2. Make Your Plants Happy with Natural Fertilisers[caption id="attachment_20288" align="alignnone" width="800"] Nutrient-dense coffee grounds also serve as a natural fertiliser for your plants. Photo from Bonnie Kittle.[/caption] Old coffee grounds contain nitrogen, calcium, potassium, iron, phosphorus, magnesium and chromium—great minerals for plant growth. Simply sprinkle coffee grounds onto the soil in your garden or in their pots as a natural fertiliser to help your plants thrive.
3. Absorb Unwante
Posted: June 24, 2020
A new bag of coffee beans from the supermarket doesn’t guarantee freshness. One common mistake that most of us make is checking the expiry date and overlooking the roasting date; it’s the one detail that makes the difference between a perfect cup of coffee and one that falls flat. What’s so important about checking the roasting date? Do coffee beans freshly retrieved directly from the roaster have the best aroma and taste? We find out.
What happens during the coffee roasting process?During the roasting process, carbon dioxide is one of the major gases that form within the bean. This is due to the heat that catalyses chemical reactions, breaking down the complex carbohydrates into smaller molecules which causes browning of the beans. As the roasting continues, carbon dioxide is slowly released during a crucial process known as degassing.
What happens after coffee is roasted?[caption id="attachment_8428" align="alignnone" width="2560"] A coffee bean that has been degassed to perfection will produce a flawless-looking crema layer. Photo from Thom Holmes.[/caption] Shortly after roasting stops, degassing is accelerated and the conversion of sugar happens. But the presence of carbon dioxide in the bean plays a prominent role in the bean’s quality, the coffee extraction, and crema formation.
Espresso – a full-bodied, concentrated shot of coffee that forms the foundation of every caffeinated drink. It is so important to perfect that single shot.
Brewing a barista-quality shot of espresso isn’t as complicated as you think. With the right knowledge and equipment, you can pull a flawless shot at home every time.
Posted: June 03, 2020
One of the most common questions asked about coffee is: does it expire? Well, technically no, coffee doesn’t have a fixed expiry date. However, that doesn’t mean that your 6-month old coffee bean will make the same tasting coffee from a freshly roasted bean. So how long do coffee beans and grounds last, and how do we store them properly to ensure maximum freshness? We explain below.
Rule of ThumbEssentially, the finer the grind, the shorter the shelf life of your coffee ground. But that doesn’t mean that a whole coffee bean is safe from the elements. The moment coffee beans are roasted, they gradually lose their flavour due to oxidation, heat, light, and moisture in the air. The way you store your beans or ground also plays an important factor on the speed at which they lose their aroma and flavour profiles.
Roasted Coffee Beans[caption id="attachment_8230" align="alignnone" width="1500"] Consider buying your next batch of coffee beans from specialty cafes or small-batch roasters for fresher beans.

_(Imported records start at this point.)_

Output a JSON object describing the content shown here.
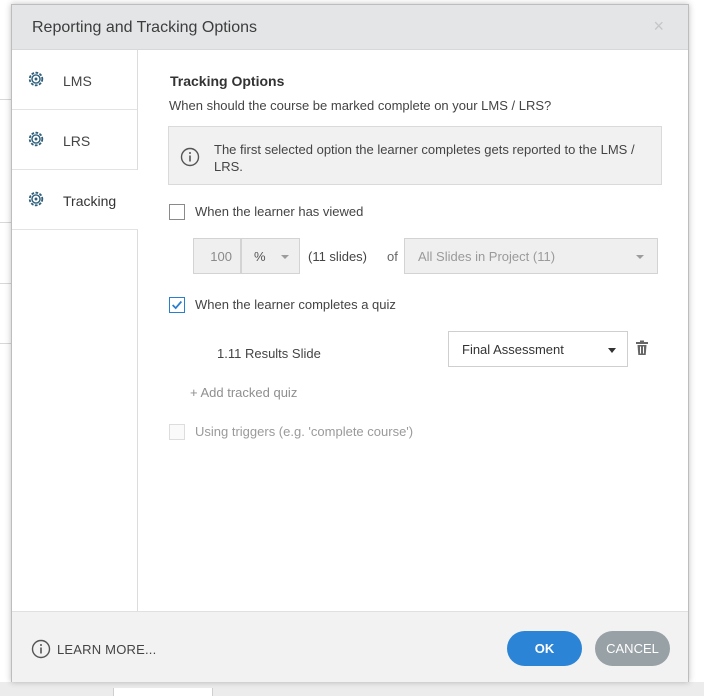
{
  "dialog": {
    "title": "Reporting and Tracking Options",
    "close_symbol": "×"
  },
  "sidebar": {
    "items": [
      {
        "label": "LMS",
        "icon": "gear-icon"
      },
      {
        "label": "LRS",
        "icon": "gear-icon"
      },
      {
        "label": "Tracking",
        "icon": "gear-icon",
        "active": true
      }
    ]
  },
  "tracking": {
    "section_title": "Tracking Options",
    "question": "When should the course be marked complete on your LMS / LRS?",
    "info_text": "The first selected option the learner completes gets reported to the LMS / LRS.",
    "viewed": {
      "checked": false,
      "label": "When the learner has viewed",
      "percent_value": "100",
      "unit_selected": "%",
      "slides_count": "(11 slides)",
      "of_label": "of",
      "scope_selected": "All Slides in Project (11)"
    },
    "quiz": {
      "checked": true,
      "label": "When the learner completes a quiz",
      "slide_name": "1.11 Results Slide",
      "quiz_selected": "Final Assessment",
      "add_label": "+ Add tracked quiz"
    },
    "triggers": {
      "checked": false,
      "disabled": true,
      "label": "Using triggers (e.g. 'complete course')"
    }
  },
  "footer": {
    "learn_more": "LEARN MORE...",
    "ok_label": "OK",
    "cancel_label": "CANCEL"
  },
  "colors": {
    "accent": "#2b84d6",
    "cancel": "#97a1a6",
    "titlebar": "#e3e5e7"
  }
}
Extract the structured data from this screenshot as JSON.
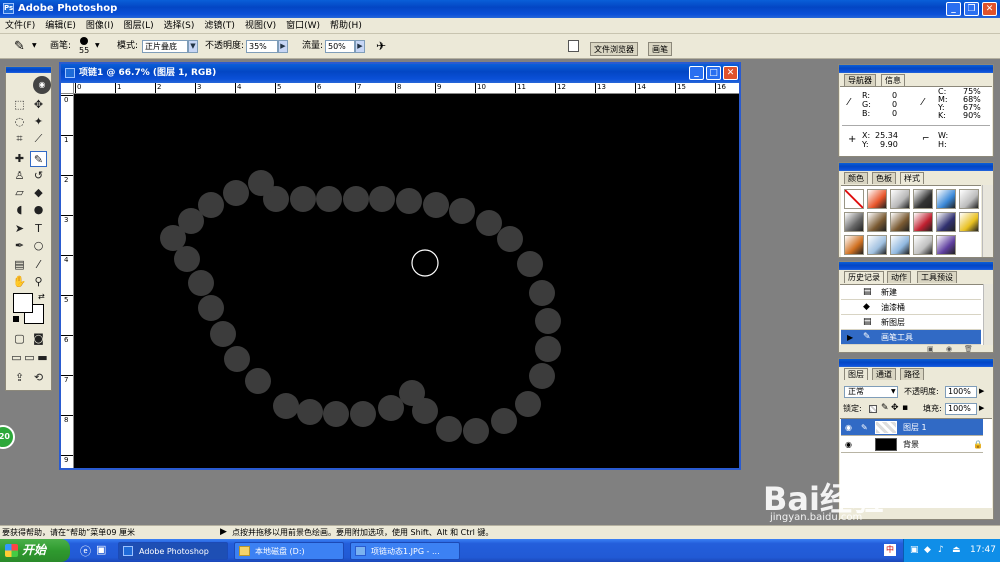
{
  "app": {
    "title": "Adobe Photoshop",
    "accent": "#0346c4"
  },
  "menu": [
    "文件(F)",
    "编辑(E)",
    "图像(I)",
    "图层(L)",
    "选择(S)",
    "滤镜(T)",
    "视图(V)",
    "窗口(W)",
    "帮助(H)"
  ],
  "options": {
    "brush_label": "画笔:",
    "brush_size": "55",
    "mode_label": "模式:",
    "mode_value": "正片叠底",
    "opacity_label": "不透明度:",
    "opacity_value": "35%",
    "flow_label": "流量:",
    "flow_value": "50%",
    "palette_tabs": [
      "文件浏览器",
      "画笔"
    ]
  },
  "document": {
    "title": "项链1 @ 66.7% (图层 1, RGB)",
    "ruler_h": [
      "0",
      "1",
      "2",
      "3",
      "4",
      "5",
      "6",
      "7",
      "8",
      "9",
      "10",
      "11",
      "12",
      "13",
      "14",
      "15",
      "16"
    ],
    "ruler_v": [
      "0",
      "1",
      "2",
      "3",
      "4",
      "5",
      "6",
      "7",
      "8",
      "9"
    ],
    "canvas_color": "#000000",
    "bead_color": "#3c3c3c"
  },
  "toolbox": {
    "badge": "20"
  },
  "navigator": {
    "tabs": [
      "导航器",
      "信息"
    ],
    "rgb": [
      {
        "k": "R:",
        "v": "0"
      },
      {
        "k": "G:",
        "v": "0"
      },
      {
        "k": "B:",
        "v": "0"
      }
    ],
    "cmyk": [
      {
        "k": "C:",
        "v": "75%"
      },
      {
        "k": "M:",
        "v": "68%"
      },
      {
        "k": "Y:",
        "v": "67%"
      },
      {
        "k": "K:",
        "v": "90%"
      }
    ],
    "xy": [
      {
        "k": "X:",
        "v": "25.34"
      },
      {
        "k": "Y:",
        "v": "9.90"
      }
    ],
    "wh": [
      {
        "k": "W:",
        "v": ""
      },
      {
        "k": "H:",
        "v": ""
      }
    ]
  },
  "styles": {
    "tabs": [
      "颜色",
      "色板",
      "样式"
    ]
  },
  "history": {
    "tabs": [
      "历史记录",
      "动作",
      "工具预设"
    ],
    "items": [
      "新建",
      "油漆桶",
      "新图层",
      "画笔工具"
    ]
  },
  "layers": {
    "tabs": [
      "图层",
      "通道",
      "路径"
    ],
    "blend": "正常",
    "opacity_label": "不透明度:",
    "opacity": "100%",
    "lock_label": "锁定:",
    "fill_label": "填充:",
    "fill": "100%",
    "items": [
      "图层 1",
      "背景"
    ]
  },
  "status": {
    "left": "要获得帮助，请在“帮助”菜单09 厘米",
    "right": "点按并拖移以用前景色绘画。要用附加选项，使用 Shift、Alt 和 Ctrl 键。"
  },
  "taskbar": {
    "start": "开始",
    "tasks": [
      "Adobe Photoshop",
      "本地磁盘 (D:)",
      "项链动态1.JPG - ..."
    ],
    "time": "17:47"
  },
  "watermark": {
    "text": "Bai经验",
    "sub": "jingyan.baidu.com"
  }
}
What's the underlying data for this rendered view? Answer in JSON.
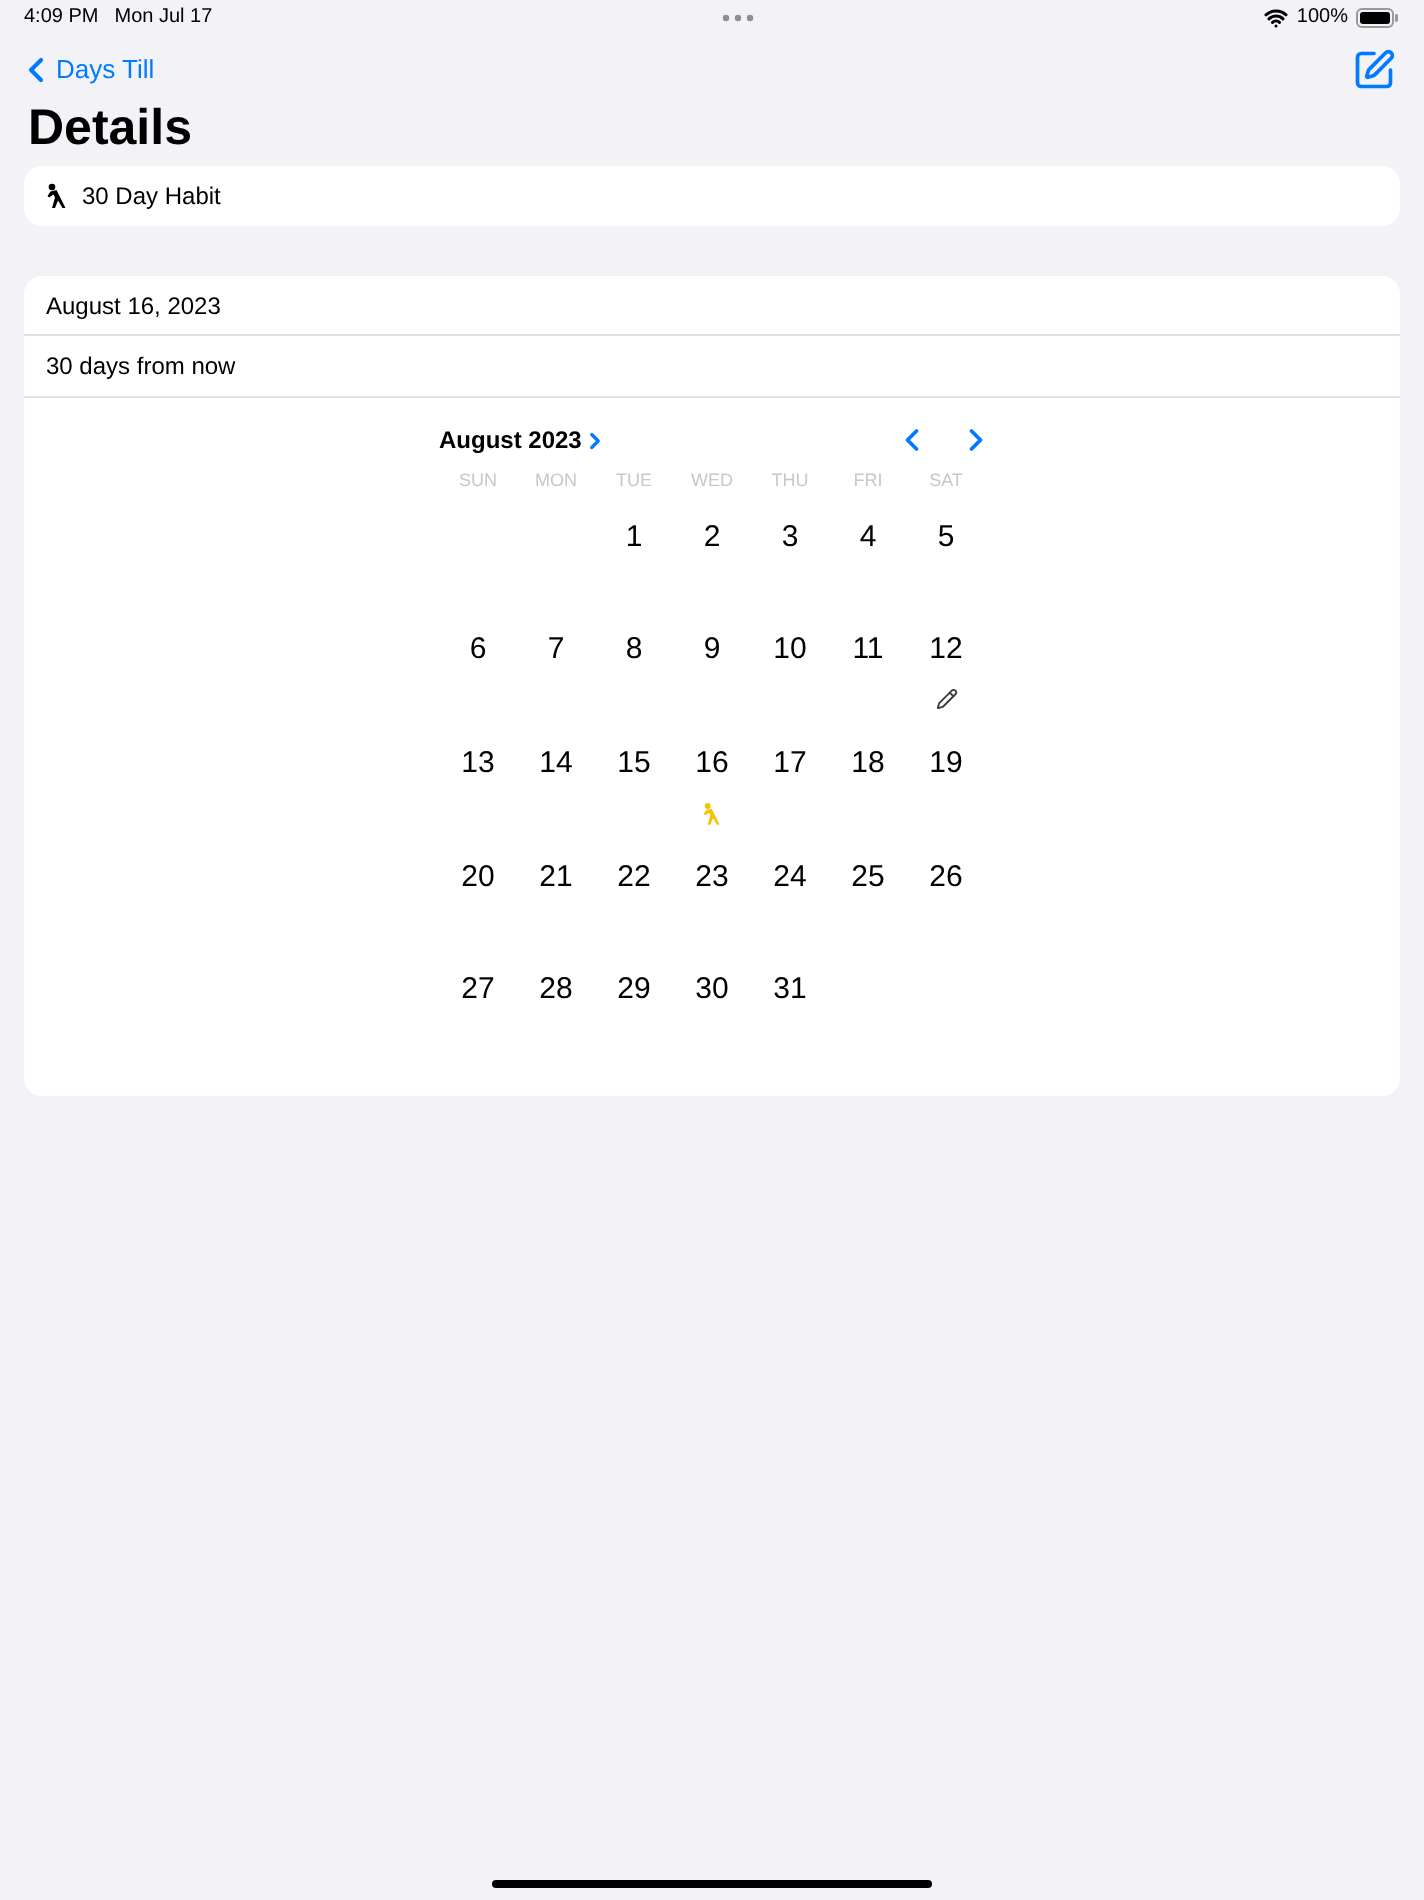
{
  "status_bar": {
    "time": "4:09 PM",
    "date": "Mon Jul 17",
    "battery": "100%"
  },
  "nav": {
    "back": "Days Till",
    "title": "Details"
  },
  "habit": {
    "name": "30 Day Habit"
  },
  "details": {
    "date": "August 16, 2023",
    "relative": "30 days from now"
  },
  "calendar": {
    "month": "August 2023",
    "weekdays": [
      "SUN",
      "MON",
      "TUE",
      "WED",
      "THU",
      "FRI",
      "SAT"
    ],
    "weeks": [
      {
        "days": [
          {
            "day": "1"
          },
          {
            "day": "2"
          },
          {
            "day": "3"
          },
          {
            "day": "4"
          },
          {
            "day": "5"
          }
        ]
      },
      {
        "days": [
          {
            "day": "6"
          },
          {
            "day": "7"
          },
          {
            "day": "8"
          },
          {
            "day": "9"
          },
          {
            "day": "10"
          },
          {
            "day": "11"
          },
          {
            "day": "12",
            "marker": {
              "kind": "pencil",
              "color": "#3a3a3c"
            }
          }
        ]
      },
      {
        "days": [
          {
            "day": "13"
          },
          {
            "day": "14"
          },
          {
            "day": "15"
          },
          {
            "day": "16",
            "marker": {
              "kind": "figure",
              "color": "#f5c400"
            }
          },
          {
            "day": "17"
          },
          {
            "day": "18"
          },
          {
            "day": "19"
          }
        ]
      },
      {
        "days": [
          {
            "day": "20"
          },
          {
            "day": "21"
          },
          {
            "day": "22"
          },
          {
            "day": "23"
          },
          {
            "day": "24"
          },
          {
            "day": "25"
          },
          {
            "day": "26"
          }
        ]
      },
      {
        "days": [
          {
            "day": "27"
          },
          {
            "day": "28"
          },
          {
            "day": "29"
          },
          {
            "day": "30"
          },
          {
            "day": "31"
          }
        ]
      }
    ]
  }
}
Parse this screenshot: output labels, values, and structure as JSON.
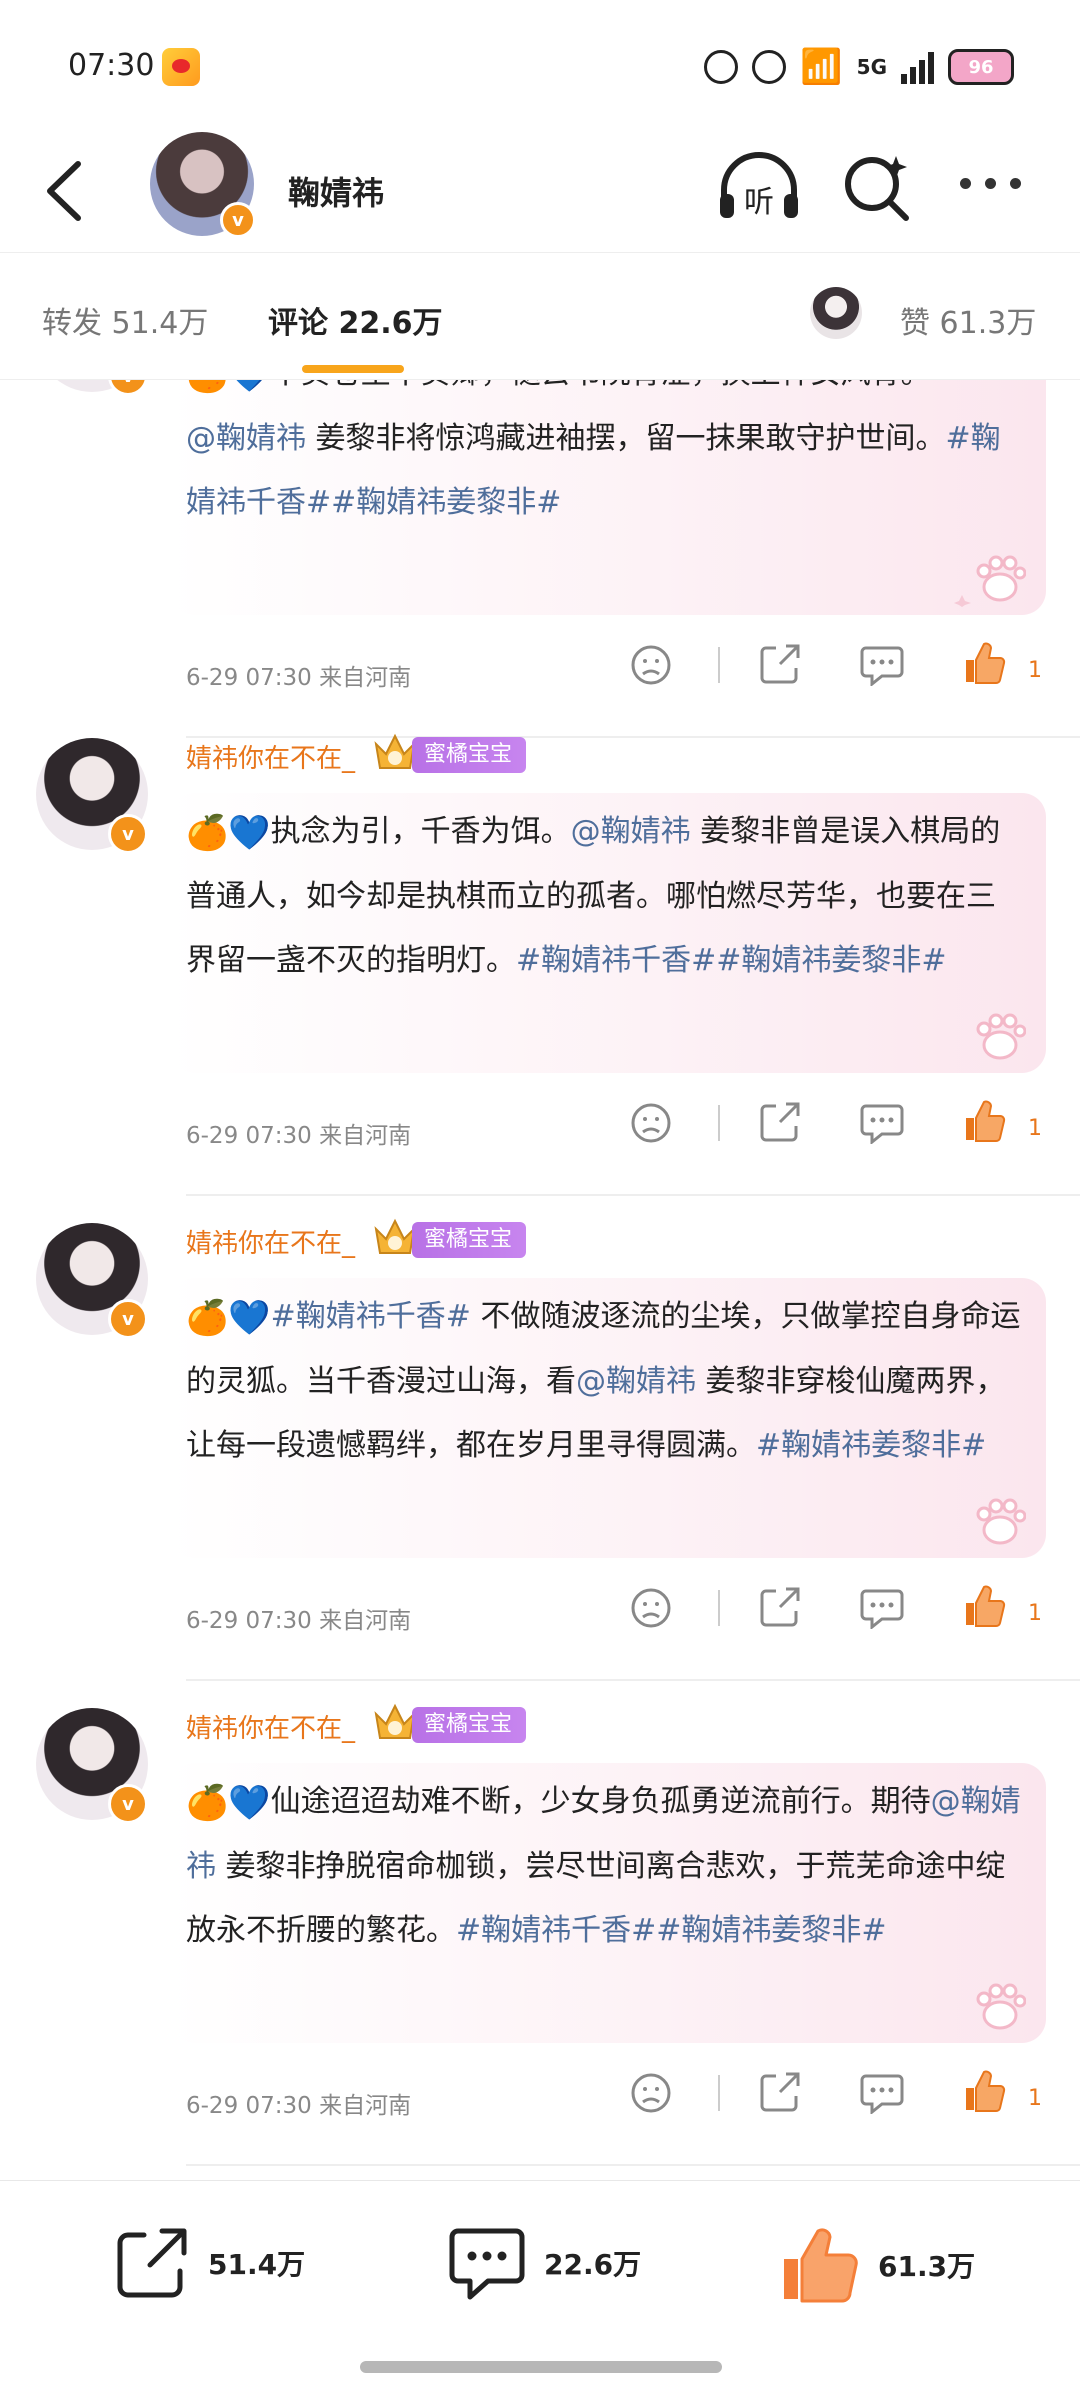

Photo from Leilani Angel.[/caption] When purchasing roasted beans, always check the roasting date as its average life span is approximately 4 to 5 weeks. We are familiar with store-bought beans having an expiry date of 12-24 months, which is why they tend to produce less satisfactory brews than our favourite cafes. Consider getting your beans from small-batch roasters that only roast a few kilos of beans each time to ensure none are left on the shelf by the end of the day. Another alternative is specialty cafes like